Perks available to former State MPs will be axed or scaled back after a decision by the independent umpire that sets politicians’ pay.
The Salaries and Allowances Tribunal last week revealed longstanding arrangements for MPs elected before 1999 would be abolished immediately.
The changes, in line with recommendations by Colin Barnett, include an entitlement to travel by rail or converting the entitlement to a return airfare across Australia — a perk the tribunal said was from the days when the State Government owned the railways and the cost of providing free travel was minimal. However, it said times had “significantly changed” and the benefit was “no longer appropriate”.
Also contained in the tribunal’s ruling was a decision to “significantly reduce the scale” of benefits available to former premiers.
The SAT said WA’s six living former premiers would no longer have automatic access to an office, staff and a Government vehicle in the six months after they left office.
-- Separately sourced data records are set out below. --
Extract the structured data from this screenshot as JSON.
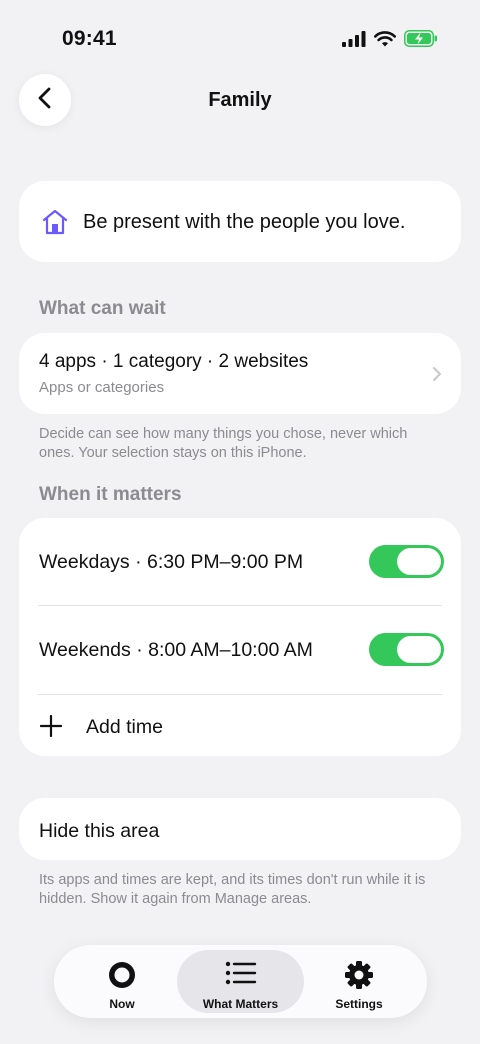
{
  "status": {
    "time": "09:41"
  },
  "nav": {
    "title": "Family"
  },
  "intent": {
    "text": "Be present with the people you love."
  },
  "what_can_wait": {
    "header": "What can wait",
    "summary": "4 apps · 1 category · 2 websites",
    "subtitle": "Apps or categories",
    "footnote": "Decide can see how many things you chose, never which ones. Your selection stays on this iPhone."
  },
  "when_it_matters": {
    "header": "When it matters",
    "rows": [
      {
        "label": "Weekdays · 6:30 PM–9:00 PM",
        "enabled": true
      },
      {
        "label": "Weekends · 8:00 AM–10:00 AM",
        "enabled": true
      }
    ],
    "add_label": "Add time"
  },
  "hide_area": {
    "label": "Hide this area",
    "footnote": "Its apps and times are kept, and its times don't run while it is hidden. Show it again from Manage areas."
  },
  "tabbar": {
    "tabs": [
      {
        "label": "Now",
        "icon": "record-circle-icon",
        "active": false
      },
      {
        "label": "What Matters",
        "icon": "list-icon",
        "active": true
      },
      {
        "label": "Settings",
        "icon": "gear-icon",
        "active": false
      }
    ]
  },
  "colors": {
    "accent": "#34c759",
    "intent_icon": "#6a5af9",
    "secondary_text": "#8b8b90"
  }
}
Instead, they will now have to claim expenses provided they have been “reasonably” incurred and arisen “directly” from their former role.
This will apply to the Premier regardless of whether he wins or loses Saturday’s State election.
After a string of negative quarters dating back to early 2015, WA Premier Colin Barnett has at last received good economic news that the domestic side of the State economy has grown for the first time in 18 months.